Our family love story began during our engagement. He had taken me on a long hike. Under the towering pine trees of a Washington forest, I agreed to marry Trent. Though we had often talked about children, up until that point we hadn't discussed how many children either of us wanted. It took no more than a minute for us to decide on six. We weren’t yet married, but already we knew we wanted a large family. In between the times we discussed wedding preparations, we would talk about the stories we wanted to tell our kids. We thought of the places we would take them. Our children might not have been physically with us, but I felt their presence none-the-less. I sometimes wonder if they watched us on the hike where Trent asked me to marry him.
After one year of marriage, we started trying for the first of the six children. The day we decided it was time to begin expanding our family, I thought I sensed approval from an invisible source, a filial love from infants yet to be. Both my husband and I felt an excitement to meet these children we already loved. The first year of trying was full of unfulfilled hope and dawning discouragement. The second was fraught with diagnostic tests, heartbreaking revelations and dwindling money.
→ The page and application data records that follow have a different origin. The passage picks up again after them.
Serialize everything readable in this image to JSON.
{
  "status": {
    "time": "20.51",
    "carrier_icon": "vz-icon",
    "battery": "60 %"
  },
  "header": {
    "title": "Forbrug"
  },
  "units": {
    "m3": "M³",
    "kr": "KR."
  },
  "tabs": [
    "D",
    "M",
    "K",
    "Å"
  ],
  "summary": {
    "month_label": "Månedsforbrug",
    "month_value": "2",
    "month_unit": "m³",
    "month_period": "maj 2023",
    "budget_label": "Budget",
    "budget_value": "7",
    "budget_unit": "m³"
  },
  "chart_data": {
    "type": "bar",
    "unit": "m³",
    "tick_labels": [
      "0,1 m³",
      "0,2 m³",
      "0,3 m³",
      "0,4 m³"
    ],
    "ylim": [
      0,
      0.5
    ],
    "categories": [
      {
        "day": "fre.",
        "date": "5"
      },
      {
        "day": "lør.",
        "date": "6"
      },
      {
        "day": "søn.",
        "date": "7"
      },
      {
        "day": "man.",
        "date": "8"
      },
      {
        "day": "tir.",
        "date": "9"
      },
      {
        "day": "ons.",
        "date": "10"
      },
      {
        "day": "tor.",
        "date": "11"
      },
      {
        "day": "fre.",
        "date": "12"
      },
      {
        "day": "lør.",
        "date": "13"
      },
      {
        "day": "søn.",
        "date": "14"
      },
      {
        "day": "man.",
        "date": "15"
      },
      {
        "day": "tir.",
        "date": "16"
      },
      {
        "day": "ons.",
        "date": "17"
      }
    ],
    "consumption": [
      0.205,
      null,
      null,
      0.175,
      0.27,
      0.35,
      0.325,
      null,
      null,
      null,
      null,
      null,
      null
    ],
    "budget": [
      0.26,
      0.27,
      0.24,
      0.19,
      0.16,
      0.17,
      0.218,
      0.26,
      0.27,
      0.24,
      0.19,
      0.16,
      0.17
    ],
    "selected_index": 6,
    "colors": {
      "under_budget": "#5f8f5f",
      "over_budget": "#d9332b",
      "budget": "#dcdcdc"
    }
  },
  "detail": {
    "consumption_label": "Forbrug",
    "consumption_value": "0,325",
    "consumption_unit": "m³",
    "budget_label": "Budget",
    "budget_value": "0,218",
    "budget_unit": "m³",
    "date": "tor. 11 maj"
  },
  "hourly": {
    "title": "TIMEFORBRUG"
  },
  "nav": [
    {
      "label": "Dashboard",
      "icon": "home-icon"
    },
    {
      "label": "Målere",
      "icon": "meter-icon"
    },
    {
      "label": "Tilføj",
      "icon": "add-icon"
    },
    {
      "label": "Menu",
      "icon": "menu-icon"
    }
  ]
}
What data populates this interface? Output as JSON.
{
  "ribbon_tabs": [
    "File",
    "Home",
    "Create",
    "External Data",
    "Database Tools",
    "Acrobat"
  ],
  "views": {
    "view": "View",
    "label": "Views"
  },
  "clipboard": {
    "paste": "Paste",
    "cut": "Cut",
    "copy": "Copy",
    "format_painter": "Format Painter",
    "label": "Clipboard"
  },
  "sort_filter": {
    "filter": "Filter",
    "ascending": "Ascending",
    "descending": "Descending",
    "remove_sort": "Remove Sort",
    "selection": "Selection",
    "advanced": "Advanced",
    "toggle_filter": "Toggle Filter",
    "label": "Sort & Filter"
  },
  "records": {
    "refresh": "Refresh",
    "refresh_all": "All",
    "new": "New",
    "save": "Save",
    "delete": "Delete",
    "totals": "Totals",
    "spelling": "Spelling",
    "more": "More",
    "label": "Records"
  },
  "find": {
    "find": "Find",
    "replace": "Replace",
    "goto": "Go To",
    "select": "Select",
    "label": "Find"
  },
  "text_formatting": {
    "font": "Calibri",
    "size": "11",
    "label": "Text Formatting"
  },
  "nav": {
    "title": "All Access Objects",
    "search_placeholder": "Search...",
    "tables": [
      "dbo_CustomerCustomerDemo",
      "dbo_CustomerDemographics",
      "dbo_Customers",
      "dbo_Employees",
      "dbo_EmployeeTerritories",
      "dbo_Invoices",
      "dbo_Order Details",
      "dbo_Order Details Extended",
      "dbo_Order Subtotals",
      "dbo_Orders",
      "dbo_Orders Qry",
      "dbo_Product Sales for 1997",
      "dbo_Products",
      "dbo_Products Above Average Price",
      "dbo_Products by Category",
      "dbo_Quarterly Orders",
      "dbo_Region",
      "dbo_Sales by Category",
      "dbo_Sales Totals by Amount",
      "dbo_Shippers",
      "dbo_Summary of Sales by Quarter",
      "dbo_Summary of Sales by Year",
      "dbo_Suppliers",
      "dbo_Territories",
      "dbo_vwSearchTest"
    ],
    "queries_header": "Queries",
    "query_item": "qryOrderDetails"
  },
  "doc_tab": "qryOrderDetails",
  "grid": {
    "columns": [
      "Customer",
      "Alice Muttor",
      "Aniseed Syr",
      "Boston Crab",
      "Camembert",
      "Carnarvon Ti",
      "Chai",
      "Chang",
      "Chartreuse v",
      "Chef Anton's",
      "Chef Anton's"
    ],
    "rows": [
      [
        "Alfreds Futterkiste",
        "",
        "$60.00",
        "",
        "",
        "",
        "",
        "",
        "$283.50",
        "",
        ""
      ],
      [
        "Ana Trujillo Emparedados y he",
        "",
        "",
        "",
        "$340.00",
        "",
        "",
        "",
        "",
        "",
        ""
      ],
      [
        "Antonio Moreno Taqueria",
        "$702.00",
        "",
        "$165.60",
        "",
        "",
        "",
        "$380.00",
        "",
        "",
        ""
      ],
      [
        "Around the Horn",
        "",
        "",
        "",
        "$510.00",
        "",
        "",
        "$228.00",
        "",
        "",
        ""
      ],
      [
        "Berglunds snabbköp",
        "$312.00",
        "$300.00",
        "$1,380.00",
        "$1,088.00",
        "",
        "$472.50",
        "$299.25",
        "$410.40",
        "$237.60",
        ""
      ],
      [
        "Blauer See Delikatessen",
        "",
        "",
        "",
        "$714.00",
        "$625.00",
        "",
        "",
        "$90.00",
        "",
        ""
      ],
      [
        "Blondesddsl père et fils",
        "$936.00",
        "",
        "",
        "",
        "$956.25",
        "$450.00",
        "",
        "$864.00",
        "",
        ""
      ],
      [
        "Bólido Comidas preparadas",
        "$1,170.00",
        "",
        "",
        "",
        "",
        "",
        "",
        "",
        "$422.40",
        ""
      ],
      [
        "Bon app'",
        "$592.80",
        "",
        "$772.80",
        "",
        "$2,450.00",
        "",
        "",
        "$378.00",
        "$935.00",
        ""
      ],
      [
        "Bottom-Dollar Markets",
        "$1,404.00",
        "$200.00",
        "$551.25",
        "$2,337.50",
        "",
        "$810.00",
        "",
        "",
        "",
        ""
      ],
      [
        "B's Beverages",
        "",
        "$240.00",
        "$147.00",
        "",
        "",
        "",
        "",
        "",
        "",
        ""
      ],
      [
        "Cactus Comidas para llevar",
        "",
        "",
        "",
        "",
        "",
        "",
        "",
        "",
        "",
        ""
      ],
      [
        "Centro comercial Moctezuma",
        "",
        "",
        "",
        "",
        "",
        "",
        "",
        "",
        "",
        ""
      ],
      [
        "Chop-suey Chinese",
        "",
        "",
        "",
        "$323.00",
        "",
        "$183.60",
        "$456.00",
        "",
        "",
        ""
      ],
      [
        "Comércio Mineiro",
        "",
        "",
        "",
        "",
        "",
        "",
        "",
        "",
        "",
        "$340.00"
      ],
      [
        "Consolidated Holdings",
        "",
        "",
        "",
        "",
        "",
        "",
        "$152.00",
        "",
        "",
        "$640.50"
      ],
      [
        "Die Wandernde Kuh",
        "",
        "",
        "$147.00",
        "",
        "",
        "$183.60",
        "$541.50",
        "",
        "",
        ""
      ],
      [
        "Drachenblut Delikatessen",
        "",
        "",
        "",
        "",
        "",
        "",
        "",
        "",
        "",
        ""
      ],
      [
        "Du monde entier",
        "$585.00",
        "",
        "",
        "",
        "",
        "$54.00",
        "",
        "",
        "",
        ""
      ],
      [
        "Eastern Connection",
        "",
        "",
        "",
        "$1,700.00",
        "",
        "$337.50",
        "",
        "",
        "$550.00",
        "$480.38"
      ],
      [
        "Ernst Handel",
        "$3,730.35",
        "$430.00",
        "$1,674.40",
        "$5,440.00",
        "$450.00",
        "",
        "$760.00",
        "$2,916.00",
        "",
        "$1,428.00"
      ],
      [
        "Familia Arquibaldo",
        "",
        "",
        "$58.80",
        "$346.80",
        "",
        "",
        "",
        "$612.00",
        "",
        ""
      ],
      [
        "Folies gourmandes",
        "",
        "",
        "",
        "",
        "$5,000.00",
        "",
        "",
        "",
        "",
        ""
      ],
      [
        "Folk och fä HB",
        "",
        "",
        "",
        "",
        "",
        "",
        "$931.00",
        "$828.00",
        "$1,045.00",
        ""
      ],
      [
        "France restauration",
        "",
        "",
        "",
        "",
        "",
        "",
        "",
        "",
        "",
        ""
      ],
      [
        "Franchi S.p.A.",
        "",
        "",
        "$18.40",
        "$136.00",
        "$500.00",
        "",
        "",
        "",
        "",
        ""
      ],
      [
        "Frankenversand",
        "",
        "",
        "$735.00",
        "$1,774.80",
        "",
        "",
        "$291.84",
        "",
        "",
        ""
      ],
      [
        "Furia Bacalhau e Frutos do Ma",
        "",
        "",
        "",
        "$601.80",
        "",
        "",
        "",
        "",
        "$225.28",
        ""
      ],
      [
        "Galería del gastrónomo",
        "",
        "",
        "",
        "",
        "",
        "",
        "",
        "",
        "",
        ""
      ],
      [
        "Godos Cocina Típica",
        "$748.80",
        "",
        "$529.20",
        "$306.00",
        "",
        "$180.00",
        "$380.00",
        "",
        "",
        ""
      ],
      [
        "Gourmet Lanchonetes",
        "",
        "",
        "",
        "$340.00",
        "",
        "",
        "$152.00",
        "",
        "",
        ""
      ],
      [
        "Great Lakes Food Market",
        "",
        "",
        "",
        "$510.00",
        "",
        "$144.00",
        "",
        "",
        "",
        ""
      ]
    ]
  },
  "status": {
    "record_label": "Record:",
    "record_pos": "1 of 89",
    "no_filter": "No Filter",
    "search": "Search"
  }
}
The third felt like a roller-coaster of opportunities and missed chances. This fourth has, so far, brought only grief. If we hadn’t already felt love for our absent children, we wouldn’t still be trying.